The COP offers a Doctor of Pharmacy (Pharm. D.) degree, which is a 2 + 4 program. Students must complete 2 years of pre-professional study, which includes general education courses as well as prescriptive courses in biology, chemistry, physics, and math. This is followed by 4 years in the COP at SWOSU in the Pharm. D. program, which includes courses in the pharmaceutical sciences and pharmacy practice and an academic year of full-time experiential education and training. Admission to the Pharm. D. program is competitive. Objective data, particularly performance in required math & science courses, overall GPA, ACT or SAT scores, and PCAT scores are significant. Students are admitted to the Pharm. D. program in the Fall, Spring, and Summer. Each year, approximately 85 students are admitted to the Pharm. D. program.

The primary mission of SWOSU and the COP is teaching. All full-time faculty in the COP have earned a terminal degree in pharmacy and provide instruction in all the courses in the Pharm. D. program. Typically, most didactic classes have approximately 60 students, while most laboratory classes taught within the COP have approximately 20 students.

Graduates of COP continue to perform above average on the NAPLEX, the national licensing examination for pharmacy.
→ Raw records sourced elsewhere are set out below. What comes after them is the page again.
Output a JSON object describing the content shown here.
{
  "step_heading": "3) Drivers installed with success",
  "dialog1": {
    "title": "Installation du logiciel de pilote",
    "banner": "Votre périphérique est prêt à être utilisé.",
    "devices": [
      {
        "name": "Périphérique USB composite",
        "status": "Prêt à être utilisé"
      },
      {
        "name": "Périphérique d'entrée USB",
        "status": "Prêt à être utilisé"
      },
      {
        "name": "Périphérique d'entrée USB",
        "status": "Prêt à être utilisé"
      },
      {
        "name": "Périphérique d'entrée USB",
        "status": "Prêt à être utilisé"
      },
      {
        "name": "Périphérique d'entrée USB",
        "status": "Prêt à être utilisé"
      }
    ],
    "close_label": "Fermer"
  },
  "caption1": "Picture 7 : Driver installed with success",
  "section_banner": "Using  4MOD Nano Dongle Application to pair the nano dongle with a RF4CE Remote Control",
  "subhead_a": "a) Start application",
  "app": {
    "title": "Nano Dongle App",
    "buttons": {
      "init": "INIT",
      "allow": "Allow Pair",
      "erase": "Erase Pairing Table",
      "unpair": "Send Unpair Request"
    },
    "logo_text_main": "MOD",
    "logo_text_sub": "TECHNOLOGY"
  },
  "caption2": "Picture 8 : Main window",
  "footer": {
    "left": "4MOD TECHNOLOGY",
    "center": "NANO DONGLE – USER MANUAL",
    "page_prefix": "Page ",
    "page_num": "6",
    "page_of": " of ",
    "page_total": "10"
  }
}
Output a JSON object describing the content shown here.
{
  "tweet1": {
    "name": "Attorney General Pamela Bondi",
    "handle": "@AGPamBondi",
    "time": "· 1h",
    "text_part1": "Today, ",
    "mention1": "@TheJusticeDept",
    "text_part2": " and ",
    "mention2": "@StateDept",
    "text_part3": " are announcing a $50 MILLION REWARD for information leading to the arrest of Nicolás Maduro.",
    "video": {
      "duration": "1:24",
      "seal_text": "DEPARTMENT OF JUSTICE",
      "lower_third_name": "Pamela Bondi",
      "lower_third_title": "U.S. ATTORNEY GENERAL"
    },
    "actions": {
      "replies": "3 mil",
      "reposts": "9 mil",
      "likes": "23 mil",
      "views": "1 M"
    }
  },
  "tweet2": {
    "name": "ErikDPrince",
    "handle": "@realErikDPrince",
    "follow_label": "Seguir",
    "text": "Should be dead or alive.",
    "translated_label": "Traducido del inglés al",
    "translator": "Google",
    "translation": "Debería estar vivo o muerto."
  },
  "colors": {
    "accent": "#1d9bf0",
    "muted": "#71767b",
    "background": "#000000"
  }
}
In recent years, there has been virtually 100% employment for graduates of the COP at SWOSU. Approximately 30 companies a year recruit students for employment in a variety of areas in pharmacy practice. Salaries for new graduates are typically more than $90,000.

The COP has more than 5,000 alumni. Many are leaders in their community, while others are leaders in the state and have attained national and international recognition.